The Northey Arms
Situated in Box near Corsham in Wiltshire, The Northey Arms is the perfect base for exploring nearby Bath and the world-class walking, cycling and dog-walking opportunities in and around the Cotswolds. With 13 en-suite rooms of varying sizes, we can accommodate guests for family breaks, romantic getaways or perfect staycations.
We’re close to many of the most popular attractions in Bath, so you can relax at The Northey Arms after your day admiring the magnificent architecture of the Roman Baths.
The Quarrymans Arms
Located in picturesque Box Hill, The Quarrymans Arms hotel is a gorgeous country inn boasting sweeping views of the Box Valley. The inn offers the perfect boutique getaway with four flawlessly-decorated bedrooms, a delightful restaurant serving the finest, locally-sourced seasonal produce, and a fantastic selection of ales, craft beers, local ciders and fine wines to get stuck into. Just a short drive from the centre of Bath, it is the perfect spot to relax after a day visiting the Roman Baths.
The Roman Baths
Nearly 2000 years old, the Roman Baths are some of the best-preserved Roman remains in the world, attracting over a million visitors each year.
A brief history of the Roman Baths
The Romans started building on the site of the hot springs around 60-70AD, first building a religious temple, before developing the site over the next 300 years into a public bathing complex featuring baths, saunas, plunge pools and heated rooms.
Known as Aquae Sulis, the baths attracted visitors from all over the country and even parts of Europe. When the Romans left Britain in the 5th century, the complex fell into ruin due to a combination of flooding and neglect. It wasn’t until the late 19th century that the baths were rediscovered, restored and reopened to the public.
Today, the baths are listed as a UNESCO World Heritage Site and are one of the most popular tourist attractions in the UK.
The Great Bath
The Roman Baths’ star attraction is the Great Bath, a massive pool lined with 45 sheets of lead and filled with hot spa water. Now open to the skies, the pool was originally enclosed in a huge, 20-metre high hall, which would have been the largest building many Romans will have seen in their lifetime.

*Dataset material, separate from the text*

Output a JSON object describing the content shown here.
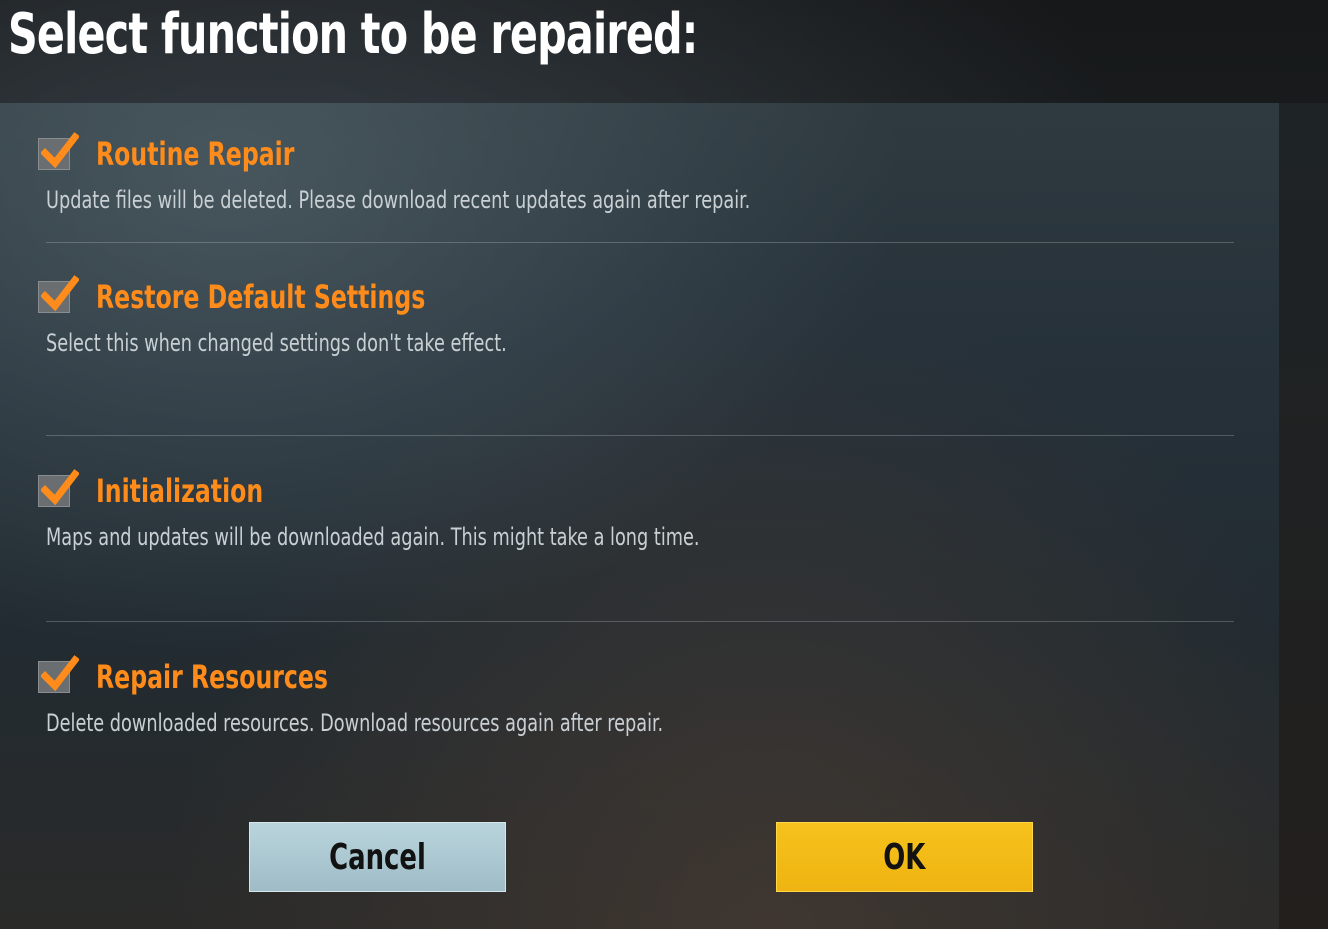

Today, visitors can see the Great Bath from its upper terrace, which is filled with statues of Roman Emperors and statesmen – later additions added by the Victorians ahead of the bath’s grand reopening in the 1800s.
The Sulis Minerva Temple
Before the Romans discovered the natural springs, they were originally a place of worship for the Celts, dedicated to their goddess Sulis. When the Romans invaded, to keep the peace with the locals, they merged the goddess Sulis with their own goddess Minerva and built a temple dedicated to the newly-created Sulis Minerva beside the springs.
Today, you can find the remains of the temple pediment in the bath’s museum, alongside the gilt bronze head of a Sulis Minerva statue which would have once stood inside the temple.
The Sacred Spring
Next to the Great Bath is a smaller room housing the Sacred Spring, where 1,170,000 litres of hot water rises from each day and feeds the entire bathing system.
This was where the Romans thought the spirit of Sulis Minerva dwelt, and they would throw small metal sheets inscribed with curses against specific people into the water for the goddess to act upon. A selection of surviving ‘curse tablets’ can be found in the baths’ museum for visitors to see!
The Pump Room
Dating back to 1706, the baths’ beautiful Pump Room was once the centre of the Georgian social scene. High society would flock here to drink the famous spa water, believing it would cure their illnesses and discomforts. Visitors can still sample the spring water today if they don’t mind its unusual taste!
The Pump Room room is also featured as a setting in two of Jane Austen’s novels – ‘Persuasion’ and ‘Northanger Abbey’.
See pictures of the Roman Baths here.